=== Work required ===
The required output is every record, written out exactly.

--*--

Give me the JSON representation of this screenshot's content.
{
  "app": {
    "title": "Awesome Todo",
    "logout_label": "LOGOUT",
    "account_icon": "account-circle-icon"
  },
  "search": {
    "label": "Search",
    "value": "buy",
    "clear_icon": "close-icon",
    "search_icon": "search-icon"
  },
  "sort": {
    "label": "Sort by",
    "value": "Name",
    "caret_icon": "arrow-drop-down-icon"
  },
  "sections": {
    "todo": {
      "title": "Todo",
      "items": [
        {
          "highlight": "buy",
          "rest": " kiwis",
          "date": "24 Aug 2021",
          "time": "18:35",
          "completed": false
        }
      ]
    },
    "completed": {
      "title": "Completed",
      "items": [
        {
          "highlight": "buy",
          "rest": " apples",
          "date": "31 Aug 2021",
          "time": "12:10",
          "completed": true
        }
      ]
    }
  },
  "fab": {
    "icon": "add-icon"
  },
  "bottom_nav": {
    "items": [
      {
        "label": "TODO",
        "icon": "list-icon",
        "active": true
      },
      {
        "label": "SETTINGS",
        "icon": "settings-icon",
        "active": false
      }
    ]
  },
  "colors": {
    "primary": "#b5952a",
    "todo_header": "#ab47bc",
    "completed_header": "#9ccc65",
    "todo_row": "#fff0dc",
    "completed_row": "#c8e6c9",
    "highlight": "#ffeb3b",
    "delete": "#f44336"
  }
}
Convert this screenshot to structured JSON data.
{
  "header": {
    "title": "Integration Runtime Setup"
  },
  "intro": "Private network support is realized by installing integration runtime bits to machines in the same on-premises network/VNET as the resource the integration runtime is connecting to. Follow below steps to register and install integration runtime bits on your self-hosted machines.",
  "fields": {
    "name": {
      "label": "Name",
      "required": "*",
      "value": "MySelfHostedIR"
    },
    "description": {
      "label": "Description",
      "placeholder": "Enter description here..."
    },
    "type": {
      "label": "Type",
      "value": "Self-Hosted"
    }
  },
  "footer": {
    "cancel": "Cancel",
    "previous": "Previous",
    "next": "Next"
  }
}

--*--

=== Answer area ===
Give me the JSON representation of this screenshot's content.
{
  "app": {
    "title": "Awesome Todo",
    "logout_label": "LOGOUT",
    "account_icon": "account-circle-icon"
  },
  "search": {
    "label": "Search",
    "value": "buy",
    "clear_icon": "close-icon",
    "search_icon": "search-icon"
  },
  "sort": {
    "label": "Sort by",
    "value": "Name",
    "caret_icon": "arrow-drop-down-icon"
  },
  "sections": {
    "todo": {
      "title": "Todo",
      "items": [
        {
          "highlight": "buy",
          "rest": " kiwis",
          "date": "24 Aug 2021",
          "time": "18:35",
          "completed": false
        }
      ]
    },
    "completed": {
      "title": "Completed",
      "items": [
        {
          "highlight": "buy",
          "rest": " apples",
          "date": "31 Aug 2021",
          "time": "12:10",
          "completed": true
        }
      ]
    }
  },
  "fab": {
    "icon": "add-icon"
  },
  "bottom_nav": {
    "items": [
      {
        "label": "TODO",
        "icon": "list-icon",
        "active": true
      },
      {
        "label": "SETTINGS",
        "icon": "settings-icon",
        "active": false
      }
    ]
  },
  "colors": {
    "primary": "#b5952a",
    "todo_header": "#ab47bc",
    "completed_header": "#9ccc65",
    "todo_row": "#fff0dc",
    "completed_row": "#c8e6c9",
    "highlight": "#ffeb3b",
    "delete": "#f44336"
  }
}
Convert this screenshot to structured JSON data.
{
  "header": {
    "title": "Integration Runtime Setup"
  },
  "intro": "Private network support is realized by installing integration runtime bits to machines in the same on-premises network/VNET as the resource the integration runtime is connecting to. Follow below steps to register and install integration runtime bits on your self-hosted machines.",
  "fields": {
    "name": {
      "label": "Name",
      "required": "*",
      "value": "MySelfHostedIR"
    },
    "description": {
      "label": "Description",
      "placeholder": "Enter description here..."
    },
    "type": {
      "label": "Type",
      "value": "Self-Hosted"
    }
  },
  "footer": {
    "cancel": "Cancel",
    "previous": "Previous",
    "next": "Next"
  }
}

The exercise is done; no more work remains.